Core’s chief executive, John Sturrock, comments: “Over the 10 years we have been offering this training, we have seen solicitors from nearly all of the larger firms participate – often because being able to offer clients an understanding of how mediation works, from the inside as it were, is recognised as a valuable service. But involvement extends to sole practitioners, who are seeking to develop a niche practice, and others from rural settings who anticipate the benefits that having these skills will bring to their firms.”
He points out that the fact they can mix with those attending from a range of other sectors often results in strong networking connections which endure well beyond the end of the seven days of training.
Sturrock estimates that several hundred solicitors (and members of the bar) have participated in mediation in Scotland in recent years, many of them on numerous occasions.
But he says the training adds a further dimension: “I believe that we are seeing a change in how lawyers approach contentious problem solving.
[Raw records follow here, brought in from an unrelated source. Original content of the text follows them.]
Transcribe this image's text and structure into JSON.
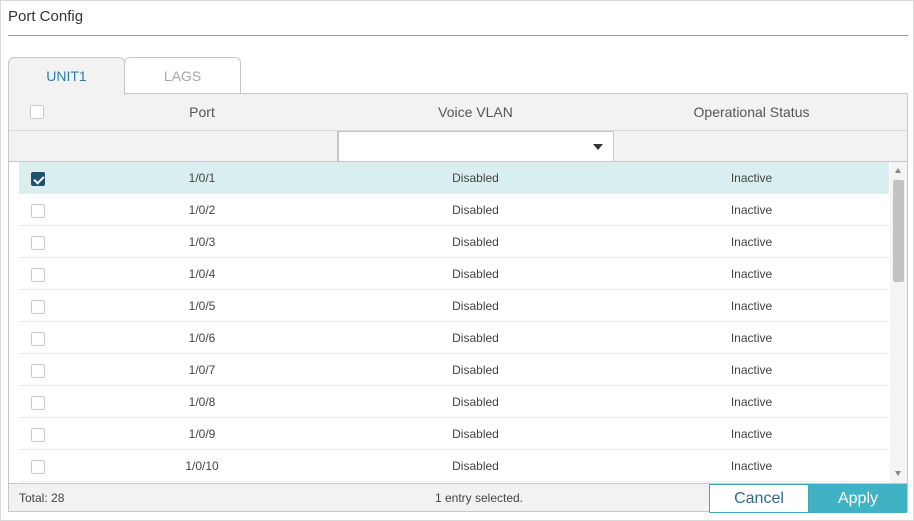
{
  "page": {
    "title": "Port Config"
  },
  "tabs": [
    {
      "label": "UNIT1",
      "active": true
    },
    {
      "label": "LAGS",
      "active": false
    }
  ],
  "table": {
    "columns": {
      "port": "Port",
      "voice_vlan": "Voice VLAN",
      "status": "Operational Status"
    },
    "filter": {
      "voice_vlan_value": ""
    },
    "rows": [
      {
        "port": "1/0/1",
        "voice_vlan": "Disabled",
        "status": "Inactive",
        "checked": true
      },
      {
        "port": "1/0/2",
        "voice_vlan": "Disabled",
        "status": "Inactive",
        "checked": false
      },
      {
        "port": "1/0/3",
        "voice_vlan": "Disabled",
        "status": "Inactive",
        "checked": false
      },
      {
        "port": "1/0/4",
        "voice_vlan": "Disabled",
        "status": "Inactive",
        "checked": false
      },
      {
        "port": "1/0/5",
        "voice_vlan": "Disabled",
        "status": "Inactive",
        "checked": false
      },
      {
        "port": "1/0/6",
        "voice_vlan": "Disabled",
        "status": "Inactive",
        "checked": false
      },
      {
        "port": "1/0/7",
        "voice_vlan": "Disabled",
        "status": "Inactive",
        "checked": false
      },
      {
        "port": "1/0/8",
        "voice_vlan": "Disabled",
        "status": "Inactive",
        "checked": false
      },
      {
        "port": "1/0/9",
        "voice_vlan": "Disabled",
        "status": "Inactive",
        "checked": false
      },
      {
        "port": "1/0/10",
        "voice_vlan": "Disabled",
        "status": "Inactive",
        "checked": false
      }
    ]
  },
  "footer": {
    "total": "Total: 28",
    "selected_info": "1 entry selected.",
    "cancel_label": "Cancel",
    "apply_label": "Apply"
  },
  "colors": {
    "accent": "#3fb2c3",
    "selected_row": "#d9eeee",
    "checkbox_checked": "#1f5070",
    "tab_active_text": "#2a7fa5"
  }
}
Many skilled practitioners now use the skills we associate with mediation – and effective negotiation – to achieve more creative, cost-effective and speedier outcomes for clients.
“Often that will involve engaging a third party facilitator – a mediator – but on many more occasions, that will mean resolving difficult matters co-operatively with their counterparts. That must be a good thing for clients – and for the profession as a whole.”
- For a book review of a title with more on this subject, see Journal, August 2011, 54